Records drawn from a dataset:

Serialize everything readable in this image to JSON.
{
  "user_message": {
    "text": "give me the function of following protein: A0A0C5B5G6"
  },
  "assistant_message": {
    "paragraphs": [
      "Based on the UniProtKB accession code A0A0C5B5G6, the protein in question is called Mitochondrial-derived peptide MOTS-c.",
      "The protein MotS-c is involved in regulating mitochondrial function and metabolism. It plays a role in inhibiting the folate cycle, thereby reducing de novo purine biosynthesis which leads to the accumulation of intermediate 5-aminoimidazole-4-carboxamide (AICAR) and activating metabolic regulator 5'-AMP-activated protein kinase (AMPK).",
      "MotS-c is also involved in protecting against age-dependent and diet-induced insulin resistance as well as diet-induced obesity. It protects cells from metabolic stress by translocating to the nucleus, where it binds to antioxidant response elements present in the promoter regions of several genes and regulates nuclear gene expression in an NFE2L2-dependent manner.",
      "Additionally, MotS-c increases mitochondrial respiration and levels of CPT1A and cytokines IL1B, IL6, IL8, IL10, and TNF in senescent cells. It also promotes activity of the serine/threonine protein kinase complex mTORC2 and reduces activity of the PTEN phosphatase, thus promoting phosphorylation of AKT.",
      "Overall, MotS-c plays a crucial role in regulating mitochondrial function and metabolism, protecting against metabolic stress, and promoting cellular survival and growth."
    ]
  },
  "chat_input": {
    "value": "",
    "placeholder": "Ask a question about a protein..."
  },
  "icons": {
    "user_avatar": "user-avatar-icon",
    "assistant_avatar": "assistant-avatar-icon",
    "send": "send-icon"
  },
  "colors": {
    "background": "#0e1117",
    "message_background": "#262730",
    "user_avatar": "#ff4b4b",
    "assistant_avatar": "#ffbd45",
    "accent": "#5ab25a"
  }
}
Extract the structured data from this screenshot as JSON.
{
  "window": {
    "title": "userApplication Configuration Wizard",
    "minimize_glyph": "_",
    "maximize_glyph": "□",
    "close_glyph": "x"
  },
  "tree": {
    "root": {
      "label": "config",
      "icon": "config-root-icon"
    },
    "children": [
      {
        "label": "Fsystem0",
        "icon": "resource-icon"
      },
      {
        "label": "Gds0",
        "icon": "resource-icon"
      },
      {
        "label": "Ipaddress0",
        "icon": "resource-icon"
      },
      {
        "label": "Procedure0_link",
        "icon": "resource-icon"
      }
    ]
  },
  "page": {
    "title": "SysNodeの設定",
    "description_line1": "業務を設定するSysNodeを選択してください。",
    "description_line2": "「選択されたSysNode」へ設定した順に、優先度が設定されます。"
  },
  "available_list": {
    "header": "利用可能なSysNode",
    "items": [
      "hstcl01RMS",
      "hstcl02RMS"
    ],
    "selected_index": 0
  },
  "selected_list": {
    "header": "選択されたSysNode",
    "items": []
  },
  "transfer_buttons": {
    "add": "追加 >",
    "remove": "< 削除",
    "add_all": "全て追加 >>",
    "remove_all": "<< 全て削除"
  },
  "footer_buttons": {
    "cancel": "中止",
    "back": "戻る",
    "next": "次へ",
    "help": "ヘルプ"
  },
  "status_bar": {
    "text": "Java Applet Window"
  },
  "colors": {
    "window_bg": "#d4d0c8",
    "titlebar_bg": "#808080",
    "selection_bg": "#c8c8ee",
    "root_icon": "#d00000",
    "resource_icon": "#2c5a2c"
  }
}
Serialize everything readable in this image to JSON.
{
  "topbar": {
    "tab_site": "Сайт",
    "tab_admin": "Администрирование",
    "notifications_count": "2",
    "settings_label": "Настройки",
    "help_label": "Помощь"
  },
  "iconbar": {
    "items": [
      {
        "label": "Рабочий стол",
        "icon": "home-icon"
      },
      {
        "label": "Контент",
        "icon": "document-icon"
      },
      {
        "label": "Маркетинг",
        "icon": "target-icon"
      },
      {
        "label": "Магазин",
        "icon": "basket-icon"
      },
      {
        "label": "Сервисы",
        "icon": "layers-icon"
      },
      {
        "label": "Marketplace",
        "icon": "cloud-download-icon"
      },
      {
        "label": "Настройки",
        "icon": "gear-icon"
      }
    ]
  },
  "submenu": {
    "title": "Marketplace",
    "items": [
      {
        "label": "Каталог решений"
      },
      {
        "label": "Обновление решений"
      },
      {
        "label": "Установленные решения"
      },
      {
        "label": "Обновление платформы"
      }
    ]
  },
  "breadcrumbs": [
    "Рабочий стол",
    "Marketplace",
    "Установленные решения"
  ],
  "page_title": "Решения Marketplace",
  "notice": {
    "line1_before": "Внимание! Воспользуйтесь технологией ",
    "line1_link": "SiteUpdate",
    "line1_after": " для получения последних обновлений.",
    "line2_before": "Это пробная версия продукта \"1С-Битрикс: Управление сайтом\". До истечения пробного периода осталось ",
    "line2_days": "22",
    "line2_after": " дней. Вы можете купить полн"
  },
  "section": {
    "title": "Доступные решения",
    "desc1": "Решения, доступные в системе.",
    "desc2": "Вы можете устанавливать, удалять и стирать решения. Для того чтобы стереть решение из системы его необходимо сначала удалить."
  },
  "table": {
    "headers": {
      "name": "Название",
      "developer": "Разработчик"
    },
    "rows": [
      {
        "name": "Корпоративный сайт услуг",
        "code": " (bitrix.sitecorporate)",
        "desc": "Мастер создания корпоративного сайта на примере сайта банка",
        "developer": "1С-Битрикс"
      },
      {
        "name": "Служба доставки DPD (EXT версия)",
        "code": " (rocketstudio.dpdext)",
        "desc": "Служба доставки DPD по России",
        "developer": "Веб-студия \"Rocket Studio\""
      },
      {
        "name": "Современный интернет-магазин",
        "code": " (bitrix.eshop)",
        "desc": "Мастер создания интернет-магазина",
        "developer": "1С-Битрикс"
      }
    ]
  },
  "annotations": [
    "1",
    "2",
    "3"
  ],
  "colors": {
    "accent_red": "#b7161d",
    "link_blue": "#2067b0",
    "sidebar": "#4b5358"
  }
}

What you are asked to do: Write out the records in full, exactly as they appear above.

Exercise solution:
Serialize everything readable in this image to JSON.
{
  "user_message": {
    "text": "give me the function of following protein: A0A0C5B5G6"
  },
  "assistant_message": {
    "paragraphs": [
      "Based on the UniProtKB accession code A0A0C5B5G6, the protein in question is called Mitochondrial-derived peptide MOTS-c.",
      "The protein MotS-c is involved in regulating mitochondrial function and metabolism. It plays a role in inhibiting the folate cycle, thereby reducing de novo purine biosynthesis which leads to the accumulation of intermediate 5-aminoimidazole-4-carboxamide (AICAR) and activating metabolic regulator 5'-AMP-activated protein kinase (AMPK).",
      "MotS-c is also involved in protecting against age-dependent and diet-induced insulin resistance as well as diet-induced obesity. It protects cells from metabolic stress by translocating to the nucleus, where it binds to antioxidant response elements present in the promoter regions of several genes and regulates nuclear gene expression in an NFE2L2-dependent manner.",
      "Additionally, MotS-c increases mitochondrial respiration and levels of CPT1A and cytokines IL1B, IL6, IL8, IL10, and TNF in senescent cells. It also promotes activity of the serine/threonine protein kinase complex mTORC2 and reduces activity of the PTEN phosphatase, thus promoting phosphorylation of AKT.",
      "Overall, MotS-c plays a crucial role in regulating mitochondrial function and metabolism, protecting against metabolic stress, and promoting cellular survival and growth."
    ]
  },
  "chat_input": {
    "value": "",
    "placeholder": "Ask a question about a protein..."
  },
  "icons": {
    "user_avatar": "user-avatar-icon",
    "assistant_avatar": "assistant-avatar-icon",
    "send": "send-icon"
  },
  "colors": {
    "background": "#0e1117",
    "message_background": "#262730",
    "user_avatar": "#ff4b4b",
    "assistant_avatar": "#ffbd45",
    "accent": "#5ab25a"
  }
}
Extract the structured data from this screenshot as JSON.
{
  "window": {
    "title": "userApplication Configuration Wizard",
    "minimize_glyph": "_",
    "maximize_glyph": "□",
    "close_glyph": "x"
  },
  "tree": {
    "root": {
      "label": "config",
      "icon": "config-root-icon"
    },
    "children": [
      {
        "label": "Fsystem0",
        "icon": "resource-icon"
      },
      {
        "label": "Gds0",
        "icon": "resource-icon"
      },
      {
        "label": "Ipaddress0",
        "icon": "resource-icon"
      },
      {
        "label": "Procedure0_link",
        "icon": "resource-icon"
      }
    ]
  },
  "page": {
    "title": "SysNodeの設定",
    "description_line1": "業務を設定するSysNodeを選択してください。",
    "description_line2": "「選択されたSysNode」へ設定した順に、優先度が設定されます。"
  },
  "available_list": {
    "header": "利用可能なSysNode",
    "items": [
      "hstcl01RMS",
      "hstcl02RMS"
    ],
    "selected_index": 0
  },
  "selected_list": {
    "header": "選択されたSysNode",
    "items": []
  },
  "transfer_buttons": {
    "add": "追加 >",
    "remove": "< 削除",
    "add_all": "全て追加 >>",
    "remove_all": "<< 全て削除"
  },
  "footer_buttons": {
    "cancel": "中止",
    "back": "戻る",
    "next": "次へ",
    "help": "ヘルプ"
  },
  "status_bar": {
    "text": "Java Applet Window"
  },
  "colors": {
    "window_bg": "#d4d0c8",
    "titlebar_bg": "#808080",
    "selection_bg": "#c8c8ee",
    "root_icon": "#d00000",
    "resource_icon": "#2c5a2c"
  }
}
Serialize everything readable in this image to JSON.
{
  "topbar": {
    "tab_site": "Сайт",
    "tab_admin": "Администрирование",
    "notifications_count": "2",
    "settings_label": "Настройки",
    "help_label": "Помощь"
  },
  "iconbar": {
    "items": [
      {
        "label": "Рабочий стол",
        "icon": "home-icon"
      },
      {
        "label": "Контент",
        "icon": "document-icon"
      },
      {
        "label": "Маркетинг",
        "icon": "target-icon"
      },
      {
        "label": "Магазин",
        "icon": "basket-icon"
      },
      {
        "label": "Сервисы",
        "icon": "layers-icon"
      },
      {
        "label": "Marketplace",
        "icon": "cloud-download-icon"
      },
      {
        "label": "Настройки",
        "icon": "gear-icon"
      }
    ]
  },
  "submenu": {
    "title": "Marketplace",
    "items": [
      {
        "label": "Каталог решений"
      },
      {
        "label": "Обновление решений"
      },
      {
        "label": "Установленные решения"
      },
      {
        "label": "Обновление платформы"
      }
    ]
  },
  "breadcrumbs": [
    "Рабочий стол",
    "Marketplace",
    "Установленные решения"
  ],
  "page_title": "Решения Marketplace",
  "notice": {
    "line1_before": "Внимание! Воспользуйтесь технологией ",
    "line1_link": "SiteUpdate",
    "line1_after": " для получения последних обновлений.",
    "line2_before": "Это пробная версия продукта \"1С-Битрикс: Управление сайтом\". До истечения пробного периода осталось ",
    "line2_days": "22",
    "line2_after": " дней. Вы можете купить полн"
  },
  "section": {
    "title": "Доступные решения",
    "desc1": "Решения, доступные в системе.",
    "desc2": "Вы можете устанавливать, удалять и стирать решения. Для того чтобы стереть решение из системы его необходимо сначала удалить."
  },
  "table": {
    "headers": {
      "name": "Название",
      "developer": "Разработчик"
    },
    "rows": [
      {
        "name": "Корпоративный сайт услуг",
        "code": " (bitrix.sitecorporate)",
        "desc": "Мастер создания корпоративного сайта на примере сайта банка",
        "developer": "1С-Битрикс"
      },
      {
        "name": "Служба доставки DPD (EXT версия)",
        "code": " (rocketstudio.dpdext)",
        "desc": "Служба доставки DPD по России",
        "developer": "Веб-студия \"Rocket Studio\""
      },
      {
        "name": "Современный интернет-магазин",
        "code": " (bitrix.eshop)",
        "desc": "Мастер создания интернет-магазина",
        "developer": "1С-Битрикс"
      }
    ]
  },
  "annotations": [
    "1",
    "2",
    "3"
  ],
  "colors": {
    "accent_red": "#b7161d",
    "link_blue": "#2067b0",
    "sidebar": "#4b5358"
  }
}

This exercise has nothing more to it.